TASK PROMPT. Only lines with the word "this" are wanted; copy each of them from the listing below.

SUPPLIED RECORDS.

▶

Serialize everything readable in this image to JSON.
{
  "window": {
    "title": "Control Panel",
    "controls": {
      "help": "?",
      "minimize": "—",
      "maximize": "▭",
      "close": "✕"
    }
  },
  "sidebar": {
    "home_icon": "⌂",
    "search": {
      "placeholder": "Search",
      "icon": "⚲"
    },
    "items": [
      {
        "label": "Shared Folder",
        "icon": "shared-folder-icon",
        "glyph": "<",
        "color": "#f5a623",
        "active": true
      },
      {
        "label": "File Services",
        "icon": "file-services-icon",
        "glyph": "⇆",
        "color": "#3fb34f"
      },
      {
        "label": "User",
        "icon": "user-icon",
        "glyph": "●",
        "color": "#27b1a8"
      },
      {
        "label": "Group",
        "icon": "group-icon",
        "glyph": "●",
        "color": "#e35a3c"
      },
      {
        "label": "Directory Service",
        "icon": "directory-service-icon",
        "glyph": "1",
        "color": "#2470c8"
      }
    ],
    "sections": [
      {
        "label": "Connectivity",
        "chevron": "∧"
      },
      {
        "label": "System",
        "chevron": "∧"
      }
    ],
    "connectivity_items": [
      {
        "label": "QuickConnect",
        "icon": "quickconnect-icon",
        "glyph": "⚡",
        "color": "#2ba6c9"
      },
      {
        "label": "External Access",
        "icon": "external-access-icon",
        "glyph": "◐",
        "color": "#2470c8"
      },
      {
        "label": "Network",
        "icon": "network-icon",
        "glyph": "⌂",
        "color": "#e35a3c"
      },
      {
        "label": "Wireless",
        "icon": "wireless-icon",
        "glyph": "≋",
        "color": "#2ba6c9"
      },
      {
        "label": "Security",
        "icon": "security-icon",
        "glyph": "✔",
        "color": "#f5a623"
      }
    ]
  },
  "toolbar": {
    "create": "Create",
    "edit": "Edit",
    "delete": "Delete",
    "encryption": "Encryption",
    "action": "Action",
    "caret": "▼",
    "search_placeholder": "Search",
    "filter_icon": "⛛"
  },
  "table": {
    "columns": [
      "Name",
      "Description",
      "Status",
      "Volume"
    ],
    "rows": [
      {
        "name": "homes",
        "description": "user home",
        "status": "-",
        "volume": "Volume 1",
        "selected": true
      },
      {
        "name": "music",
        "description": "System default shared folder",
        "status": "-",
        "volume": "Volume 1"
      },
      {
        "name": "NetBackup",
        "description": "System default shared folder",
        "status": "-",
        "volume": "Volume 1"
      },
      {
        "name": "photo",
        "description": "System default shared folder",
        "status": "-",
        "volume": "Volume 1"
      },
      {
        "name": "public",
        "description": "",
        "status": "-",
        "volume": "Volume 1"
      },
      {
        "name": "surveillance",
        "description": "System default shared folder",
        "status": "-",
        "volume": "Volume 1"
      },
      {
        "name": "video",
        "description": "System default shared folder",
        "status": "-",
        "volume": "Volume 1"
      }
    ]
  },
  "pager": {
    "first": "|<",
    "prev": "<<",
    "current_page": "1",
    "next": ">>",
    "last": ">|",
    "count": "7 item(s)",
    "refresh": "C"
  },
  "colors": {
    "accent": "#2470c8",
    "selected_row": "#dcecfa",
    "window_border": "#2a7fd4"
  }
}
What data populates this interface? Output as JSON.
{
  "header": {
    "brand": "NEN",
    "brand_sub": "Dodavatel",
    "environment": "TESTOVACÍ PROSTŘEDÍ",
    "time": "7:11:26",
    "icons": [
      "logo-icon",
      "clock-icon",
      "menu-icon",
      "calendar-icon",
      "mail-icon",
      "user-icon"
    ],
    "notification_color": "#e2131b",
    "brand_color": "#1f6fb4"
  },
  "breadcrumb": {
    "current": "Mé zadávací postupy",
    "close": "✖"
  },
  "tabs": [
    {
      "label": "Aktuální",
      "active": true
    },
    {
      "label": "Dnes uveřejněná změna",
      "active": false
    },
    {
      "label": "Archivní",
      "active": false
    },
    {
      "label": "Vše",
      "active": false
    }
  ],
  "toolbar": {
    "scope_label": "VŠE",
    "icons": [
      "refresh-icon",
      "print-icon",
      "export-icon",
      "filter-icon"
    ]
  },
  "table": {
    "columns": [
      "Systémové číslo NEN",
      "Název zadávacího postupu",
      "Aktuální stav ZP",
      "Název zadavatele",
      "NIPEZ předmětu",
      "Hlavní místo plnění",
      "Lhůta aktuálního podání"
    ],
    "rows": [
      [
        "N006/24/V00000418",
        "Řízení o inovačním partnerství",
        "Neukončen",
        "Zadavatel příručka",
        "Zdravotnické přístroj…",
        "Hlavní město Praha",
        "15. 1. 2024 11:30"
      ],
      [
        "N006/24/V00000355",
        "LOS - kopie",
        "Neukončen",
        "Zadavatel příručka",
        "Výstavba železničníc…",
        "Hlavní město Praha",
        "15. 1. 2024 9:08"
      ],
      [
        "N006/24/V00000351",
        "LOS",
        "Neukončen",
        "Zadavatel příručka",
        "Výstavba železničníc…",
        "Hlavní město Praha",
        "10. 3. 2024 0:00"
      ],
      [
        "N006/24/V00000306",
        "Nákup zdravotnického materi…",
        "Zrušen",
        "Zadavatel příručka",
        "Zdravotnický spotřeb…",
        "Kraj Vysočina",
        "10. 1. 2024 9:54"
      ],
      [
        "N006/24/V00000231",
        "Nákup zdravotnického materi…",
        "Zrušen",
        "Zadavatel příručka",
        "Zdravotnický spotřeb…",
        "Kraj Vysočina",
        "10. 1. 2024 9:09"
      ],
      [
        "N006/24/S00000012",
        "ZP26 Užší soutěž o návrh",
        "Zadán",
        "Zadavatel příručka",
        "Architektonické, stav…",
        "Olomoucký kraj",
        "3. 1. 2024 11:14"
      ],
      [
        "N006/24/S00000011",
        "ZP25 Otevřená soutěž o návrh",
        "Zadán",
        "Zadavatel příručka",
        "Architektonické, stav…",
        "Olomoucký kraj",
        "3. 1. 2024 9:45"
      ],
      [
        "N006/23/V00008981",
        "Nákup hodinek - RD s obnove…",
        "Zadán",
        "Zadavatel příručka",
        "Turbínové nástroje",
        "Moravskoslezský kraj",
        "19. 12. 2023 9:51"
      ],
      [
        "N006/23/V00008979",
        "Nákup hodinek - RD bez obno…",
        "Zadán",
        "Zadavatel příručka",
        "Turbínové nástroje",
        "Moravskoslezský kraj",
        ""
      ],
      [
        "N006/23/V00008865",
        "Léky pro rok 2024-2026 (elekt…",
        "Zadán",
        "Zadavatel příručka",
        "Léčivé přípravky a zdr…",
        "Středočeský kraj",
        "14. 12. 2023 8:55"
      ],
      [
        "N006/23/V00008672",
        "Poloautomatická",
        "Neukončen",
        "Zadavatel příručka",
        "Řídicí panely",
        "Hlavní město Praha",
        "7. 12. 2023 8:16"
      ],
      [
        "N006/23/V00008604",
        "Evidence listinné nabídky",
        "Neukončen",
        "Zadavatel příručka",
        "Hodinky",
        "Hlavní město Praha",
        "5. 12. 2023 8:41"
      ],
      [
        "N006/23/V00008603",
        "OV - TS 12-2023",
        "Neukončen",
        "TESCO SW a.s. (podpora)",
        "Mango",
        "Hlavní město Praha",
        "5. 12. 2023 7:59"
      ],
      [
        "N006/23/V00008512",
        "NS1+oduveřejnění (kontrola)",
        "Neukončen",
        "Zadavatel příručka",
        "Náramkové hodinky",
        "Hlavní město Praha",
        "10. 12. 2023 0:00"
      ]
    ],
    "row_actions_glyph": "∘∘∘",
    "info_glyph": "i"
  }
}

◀

RESULT.
Serialize everything readable in this image to JSON.
What data populates this interface? Output as JSON.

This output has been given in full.